Both genomic and fossil evidence suggests that vertebrates evolved from craniates, which evolved from invertebrate chordates.
- Explain how genomics informs scientists about chordate evolution
- The clade Craniata includes animals that have a cranium: a bony, cartilaginous, or fibrous structure that surrounds the brain, jaw, and facial bones.
- Members of Craniata include the vertebrates and hagfish.
- Genomic evidence suggests that vertebrates diverged from cephalochordates (lancelets), which had previously diverged from urochordates (tunicates).
- Fossil evidence suggests that most vertebrate diversity originated in the Cambrian explosion 540 million years ago.
- Two whole- genome duplications occurred in early vertebrate history.
- cranium: the part of the skull enclosing the brain, the braincase
- genomics: the study of the complete genome of an organism
- Cambrian explosion: the relatively rapid appearance (over a period of many millions of years), around 530 million years ago, of most major animal phyla as demonstrated in the fossil record
Craniata and Vertebrata
The clade Craniata is a subdivision of Chordata. Members of Craniata posses a cranium, which is a bony, cartilaginous, or fibrous structure surrounding the brain, jaw, and facial bones. The clade Craniata includes all vertebrates and the hagfishes (Myxini), which have a cranium but lack a backbone. Hagfish are the only known living animals that have a skull, but not a vertebral column.

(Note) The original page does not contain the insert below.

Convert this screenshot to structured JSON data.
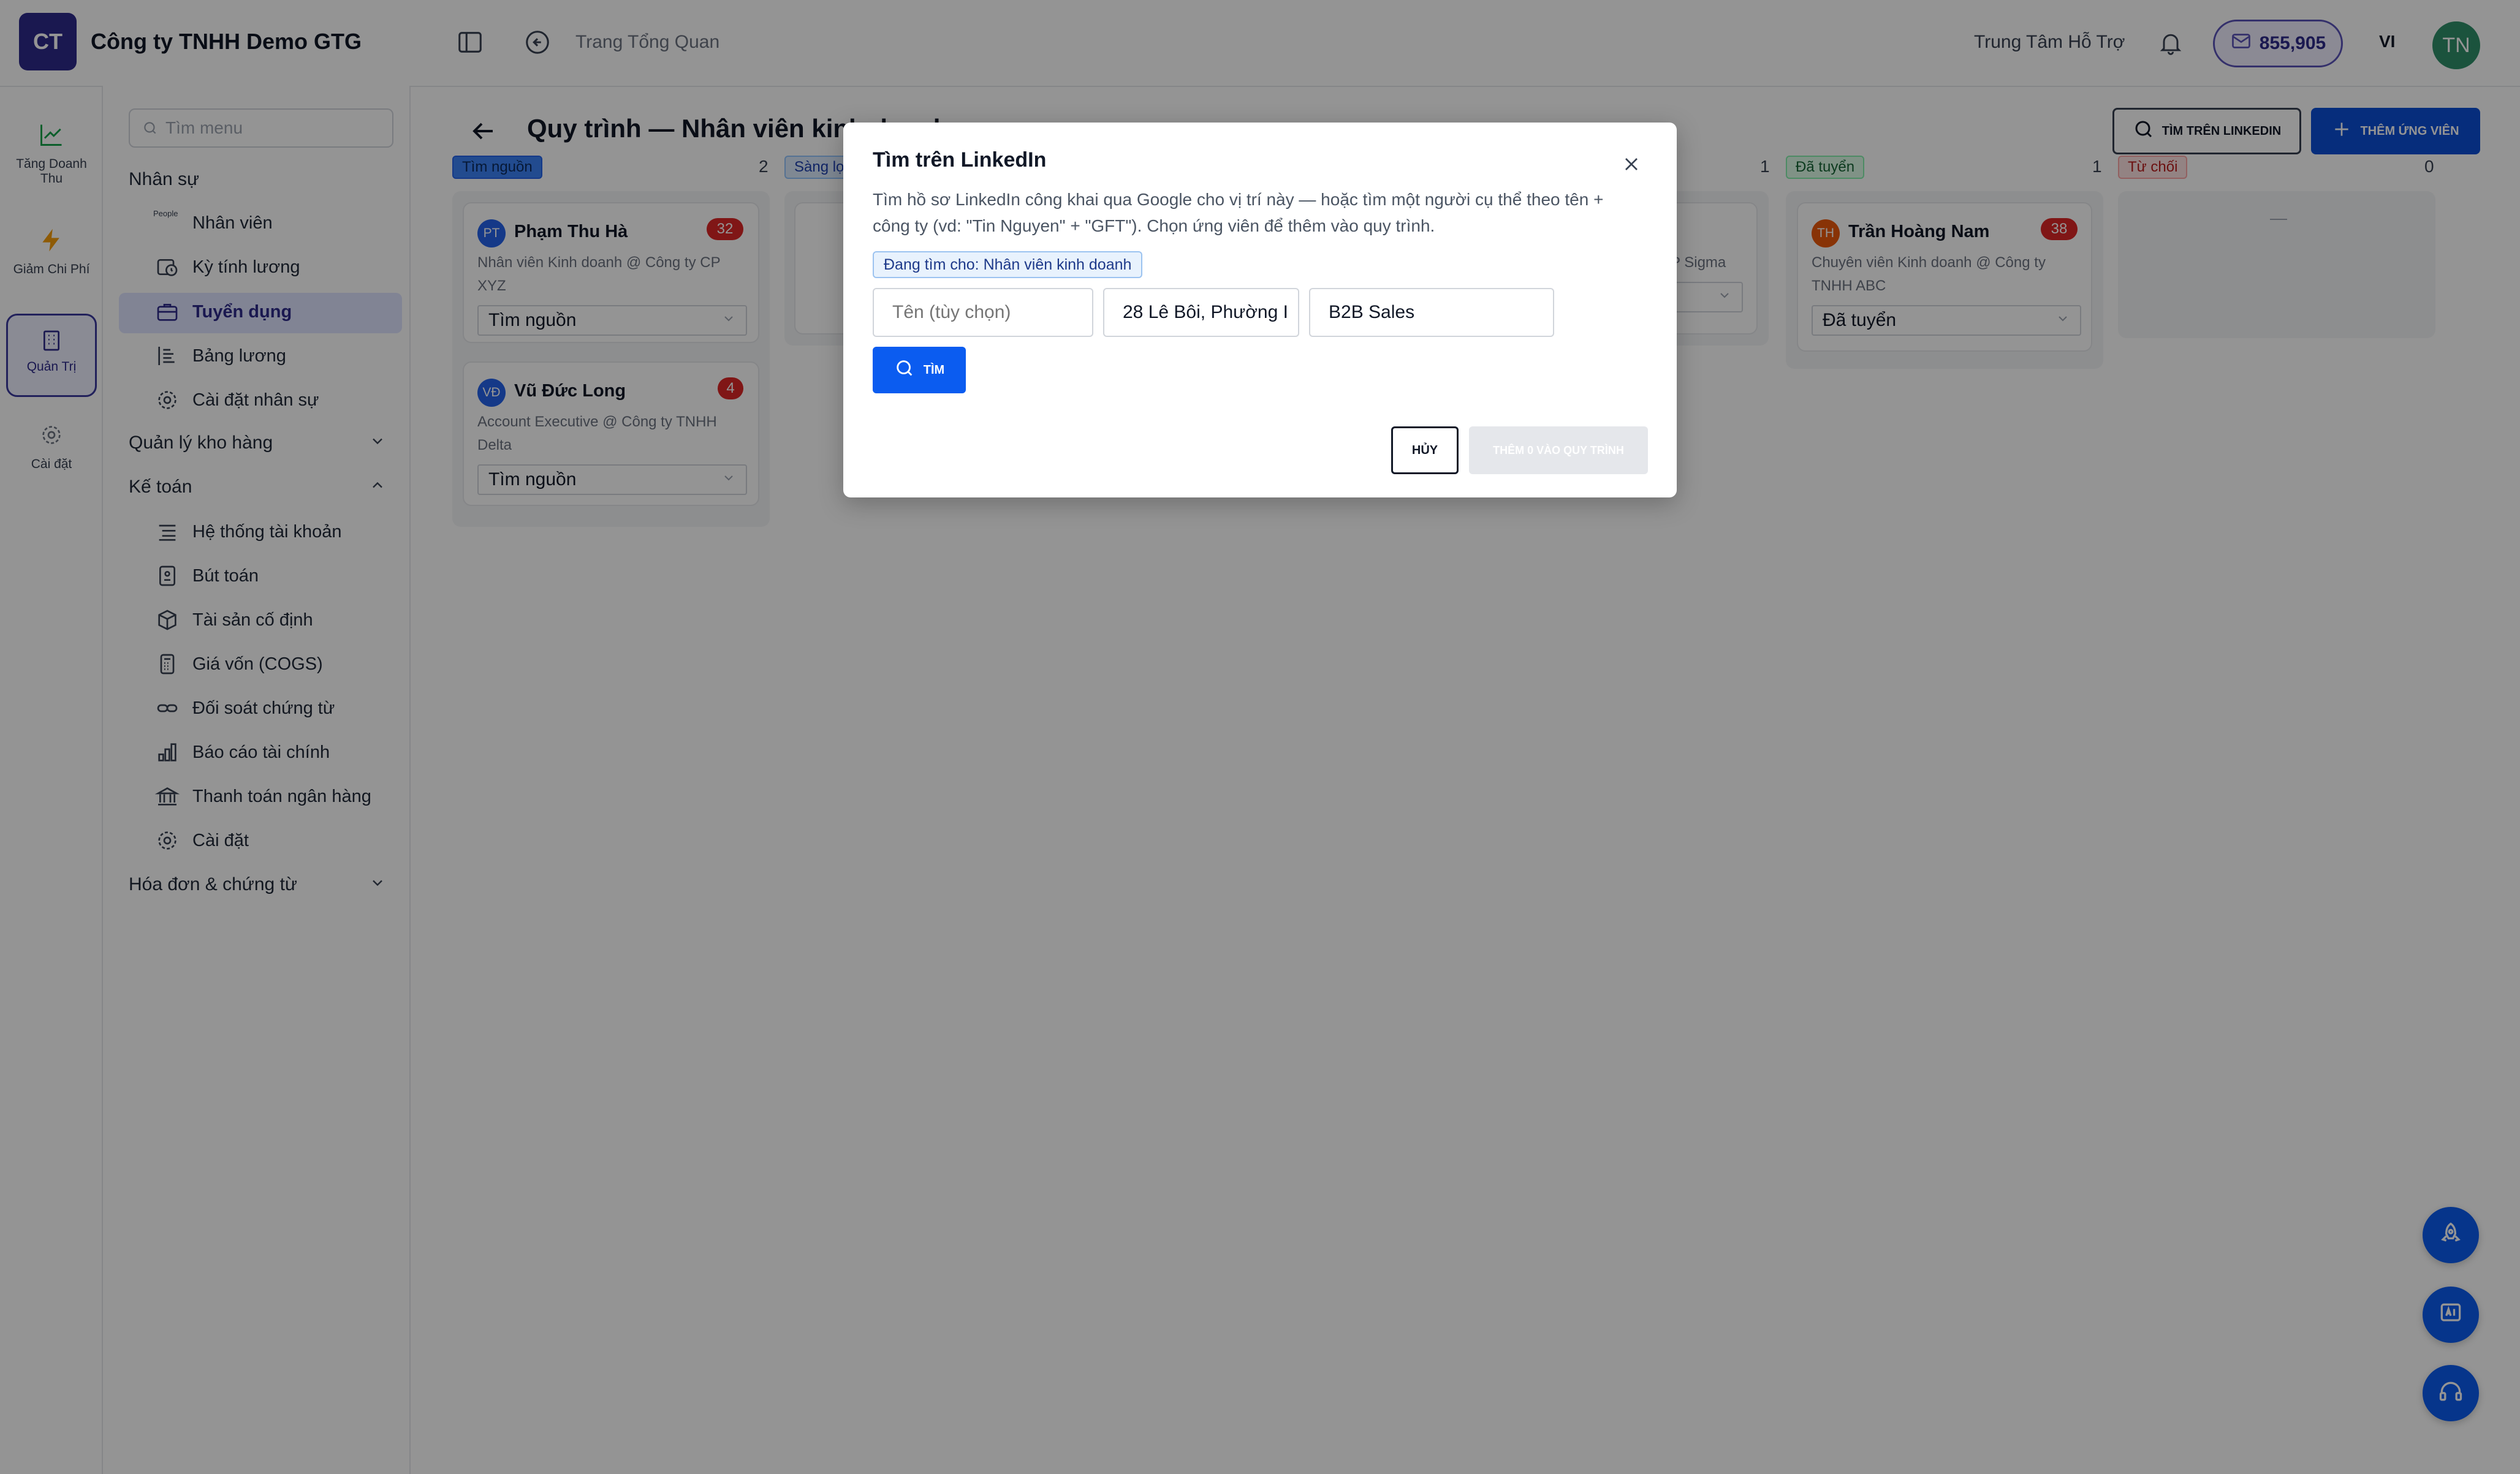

Vertebrates are members of the subphylum Vertebrata, the clade Craniata, and the phylum Chordata. Vertebrates display the four characteristic features of chordates, but they are named for the vertebral column composed of a series of bony vertebrae joined together as a backbone. In adult vertebrates, the vertebral column replaces the embryonic notochord.
In the phylum Chordata, the closest relatives of the vertebrates are the invertebrate chordates. Based on the molecular analysis of vertebrate and invertebrate genomes (genomics), scientists can determine the evolutionary history of different phylogenetic groups.
According to these genomic analyses, vertebrates appear to be more closely related to the lancelets (cephalochordates) than to the tunicates (urochordates). This suggests that the cephalochordates first diverged from urochordates, and that vertebrates subsequently diverged from the cephalochordates. This hypothesis is further supported by the fossil of a 530 million-year-old organism with a brain and eyes like a vertebrate, but without the skull found in a craniate. A comparison of the genomes of a lancelet, tunicate, lamprey, fish, chicken, and human confirmed that two whole-genome duplications occurred in the early history of the Vertebrata subphylum.
Both fossil and genomic evidence suggests that vertebrates arose during the Cambrian explosion.The Cambrian explosion was the relatively brief span of time during the Cambrian period during which many animal groups appeared and rapidly diversified. Most modern animal phyla originated during the Cambrian explosion.